What is needed is an exact copy of every entry, without the pictures.

> _Dataset rows describing interfaces_
Segment Open
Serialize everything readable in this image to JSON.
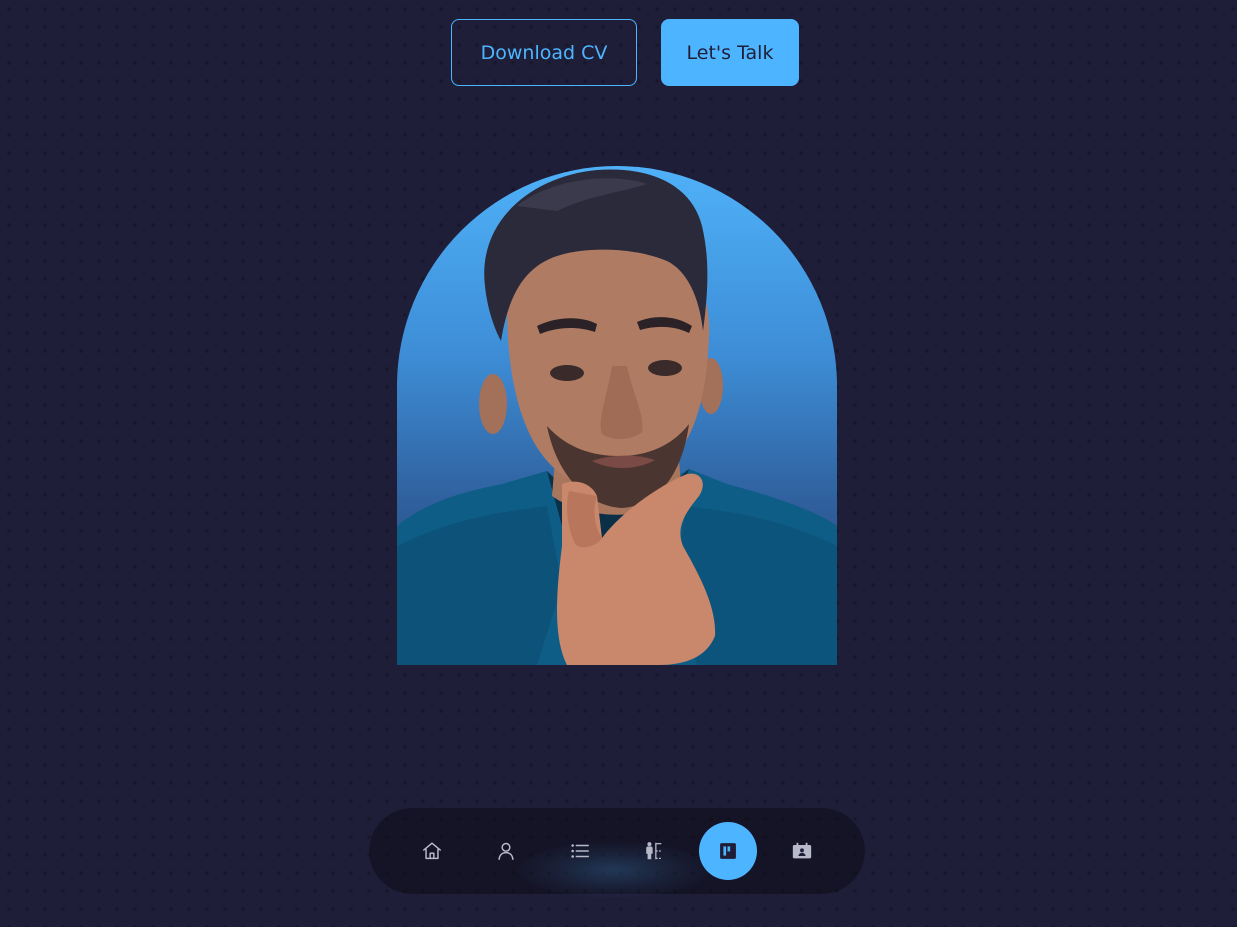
{
  "hero": {
    "download_cv_label": "Download CV",
    "lets_talk_label": "Let's Talk"
  },
  "portrait": {
    "subject": "person-portrait"
  },
  "bottom_nav": {
    "items": [
      {
        "icon": "home-icon",
        "active": false
      },
      {
        "icon": "user-icon",
        "active": false
      },
      {
        "icon": "list-icon",
        "active": false
      },
      {
        "icon": "experience-icon",
        "active": false
      },
      {
        "icon": "portfolio-icon",
        "active": true
      },
      {
        "icon": "contact-icon",
        "active": false
      }
    ]
  },
  "colors": {
    "background": "#1f1e38",
    "accent": "#4db5ff",
    "icon_default": "#b7b9c9",
    "icon_active": "#1f1e38"
  }
}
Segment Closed
> _PROBLEM SOLUTION_
Serialize everything readable in this image to JSON.
{
  "hero": {
    "download_cv_label": "Download CV",
    "lets_talk_label": "Let's Talk"
  },
  "portrait": {
    "subject": "person-portrait"
  },
  "bottom_nav": {
    "items": [
      {
        "icon": "home-icon",
        "active": false
      },
      {
        "icon": "user-icon",
        "active": false
      },
      {
        "icon": "list-icon",
        "active": false
      },
      {
        "icon": "experience-icon",
        "active": false
      },
      {
        "icon": "portfolio-icon",
        "active": true
      },
      {
        "icon": "contact-icon",
        "active": false
      }
    ]
  },
  "colors": {
    "background": "#1f1e38",
    "accent": "#4db5ff",
    "icon_default": "#b7b9c9",
    "icon_active": "#1f1e38"
  }
}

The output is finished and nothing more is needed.